Who says so? Rolland himself.
“With the decline in headquarters in Fort Wayne, there was a low point (in business leadership). But we're coming back, and Packnett is probably paramount,” Rolland said. “He cares about people, has good judgment, can inspire others, attracts trust, doesn't come on too strong and has a passion for the community.”
But it's a community Packnett couldn't find without a map when a corporate recruiter called in 2005 to ask whether he'd be interested in a job in someplace called Fort Wayne, Ind.
“I said, 'Forget it. I'm never going north,' ” said the 58-year-old Packnett, an Oklahoma native who worked in the oil and gas industry for 10 years before entering the health-care field in 1988 through an acquaintance of his wife, Donna. To his surprise, Packnett found the work intellectually stimulating and a perfect fit for his “servant-leadership” style of management.
Perhaps even more to his surprise, Packnett took the Parkview job in 2006, having been selected over at least 11 other applicants and won over by the professionalism of the hospital's board and the upbeat friendliness of the city's residents.
And even though he arrived at the very time Parkview was beginning to plan the state-of-the-art $536 million regional medical center that opened last year near Dupont Road and Interstate 69, Packnett quickly immersed himself in attempts to achieve in Fort Wayne what he had witnessed in Oklahoma City: the transformation of a community through improvements downtown and elsewhere.
The year after he arrived, Packnett was a member of the task force charged with studying the city's possible purchase and development of 29 acres north of the St. Marys River near downtown. That land remains undeveloped, but in 2008 Packnett boosted downtown revitalization by announcing a $3 million, 10-year deal with what became known as Parkview Field. Parkview also gave its money and name to the city's to volleyball fieldhouse.
In 2009, he and Steel Dynamics Inc. founder Keith Busse – surely Packnett's rival as Rolland's heir apparent — laid the foundation for what became the Vision 2020 community planning initiative that drew more than 1,000 people to its initial event in 2010 and is now working to make northeast Indiana a “top global competitor” by developing, attracting and retaining talent.
Also in 2010, when it became apparent that traffic generated by Parkview's new Dupont Road campus would render existing roads inadequate, Parkview did something Packnett believes was unprecedented: It paid about $10 million of the cost of a new Interstate interchange and $4 million for improvements to nearby Diebold Road.

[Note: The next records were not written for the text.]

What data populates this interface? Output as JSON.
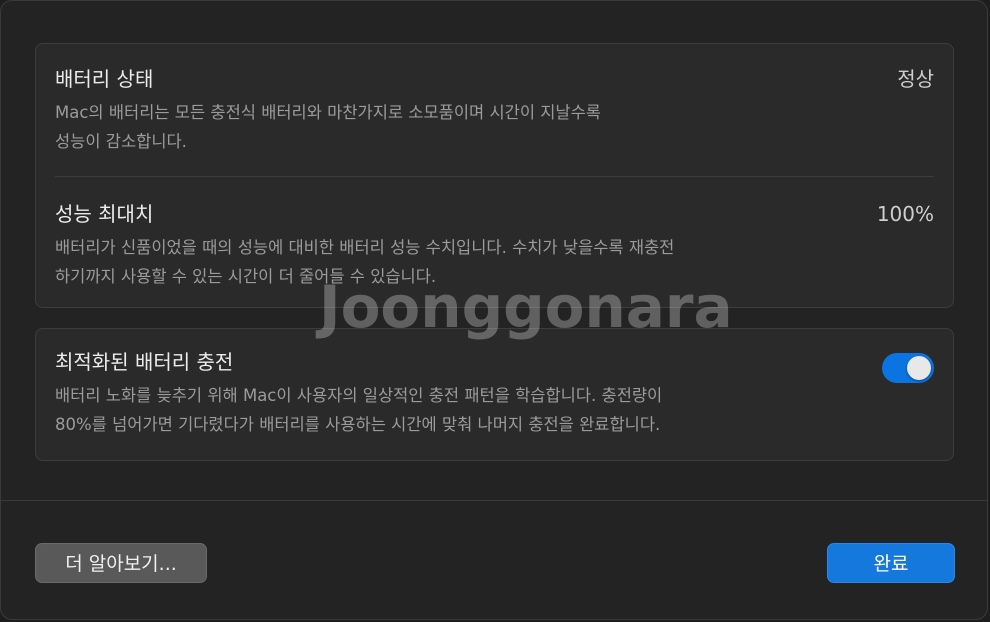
{
  "health": {
    "title": "배터리 상태",
    "value": "정상",
    "description": "Mac의 배터리는 모든 충전식 배터리와 마찬가지로 소모품이며 시간이 지날수록\n성능이 감소합니다."
  },
  "capacity": {
    "title": "성능 최대치",
    "value": "100%",
    "description": "배터리가 신품이었을 때의 성능에 대비한 배터리 성능 수치입니다. 수치가 낮을수록 재충전\n하기까지 사용할 수 있는 시간이 더 줄어들 수 있습니다."
  },
  "optimized_charging": {
    "title": "최적화된 배터리 충전",
    "enabled": true,
    "description": "배터리 노화를 늦추기 위해 Mac이 사용자의 일상적인 충전 패턴을 학습합니다. 충전량이\n80%를 넘어가면 기다렸다가 배터리를 사용하는 시간에 맞춰 나머지 충전을 완료합니다."
  },
  "watermark": "Joonggonara",
  "footer": {
    "learn_more_label": "더 알아보기...",
    "done_label": "완료"
  },
  "colors": {
    "accent": "#1478dc",
    "background": "#232323",
    "group_background": "#2a2a2a"
  }
}
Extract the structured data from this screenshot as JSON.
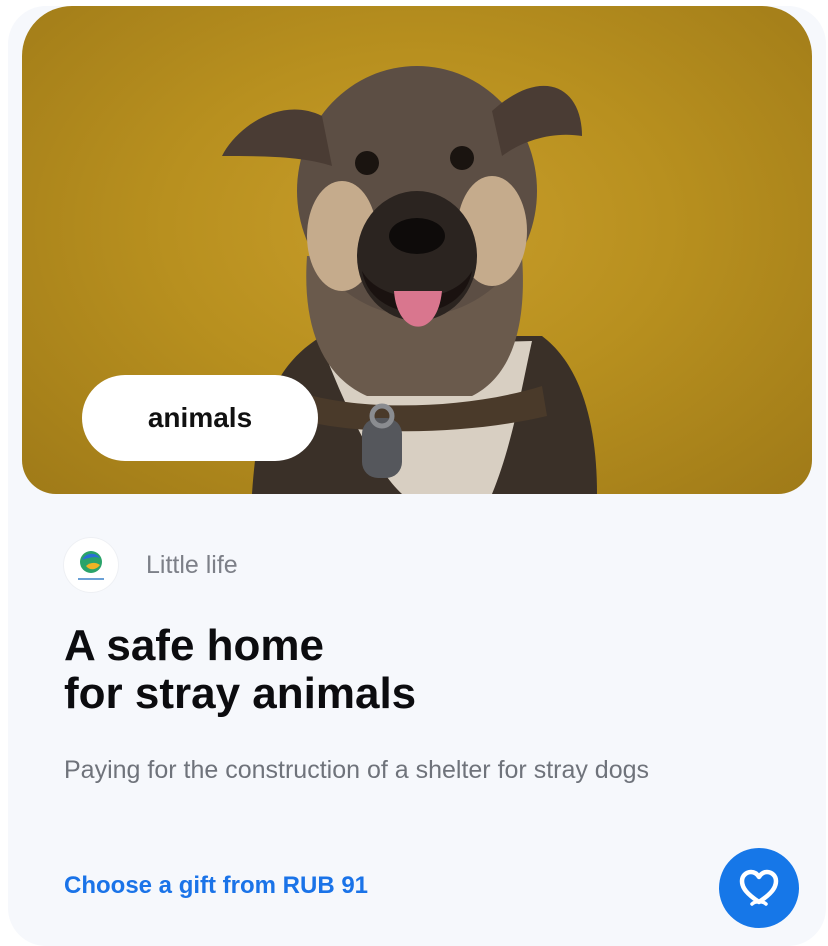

And when government leaders wanted to improve the effectives of local job-creation efforts, they put Packnett in charge of a review he said will soon recommend the consolidation of the Chamber of Commerce, the Economic Development Alliance and the Downtown Improvement District.
Packnett's consensus-building leadership rebukes both the top-down style he saw in the oil business and the elitism he experienced while working his first job as a housekeeper in a hospital. “A guy in a suit gave me that look, didn't even acknowledge my existence. I try to remember what it feels like to be a 'non-person.'
“There needs to be a CEO, but I'm chief among equals,” he said.
Perhaps fittingly, his commitment to the community is paying unexpected dividends. Parkview had already intended to maintain a strong presence at its old Randallia Drive campus, but the fact that its new hospital is already bursting at the seams means Parkview may have to keep even more activity on Randallia than it thought – at least until the new hospital can be expanded.
And that doesn't include the $6 million or so the not-for-profit Parkview donated to the community last year, Packnett said. In addition to its regional campus, Parkview Health also operates four regional hospitals and the original hospital, employing about 8,350 people.
“In my experience, the corporate community drives every community in partnership with elected officials,” Packnett said. “I'm sure some would say I have too much (clout), but I try to be collaborative. I love diversity.”
He has also come to love Fort Wayne, which he is pleased to say has changed dramatically in seven years, perhaps with even better days ahead thanks to millions of dollars in Legacy and Capital Improvements funds that could help develop the rivers and fund other projects. Packnett plans to make Fort Wayne his long-term home – as reflected in his two children's decision to move into the new apartments at Harrison Square.
“I can't imagine wanting to live anyplace else,” he said. Packnett's on the Capital Improvement Board, too.
That's good news to Mayor Tom Henry, who at one point was worried who would replace Rolland – then was worried Packnett might not stay.
“He's a top-shelf guy, no head games. One thing (Packnett) always told me was, 'I won't join a board then just sit there,' ” said Henry, who numbers Packnett among his advisers.
As Packnett and Rolland acknowledge, a person's individual talents are enhanced by corporate wealth. And with annual personal benefits of more than $1 million and corporate revenues exceeding $1 billion, Packnett has plenty of that. But wealth alone does not make Packnett the leader he is, nor does it appear to motivate his civic commitment.
Happily, other leaders have begun to emerge. In addition to Busse, Packnett and Rolland — whose former company moved its headquarters to Philadelphia after he retired — mentioned home-grown Sweetwater Sounds' Chuck Surack and Fort Wayne Metals Research products' Scott Glaze. But there is always room and need for more, even if you don't make a million bucks or run a huge company.
Packnett, once a "nonperson," has shown the way.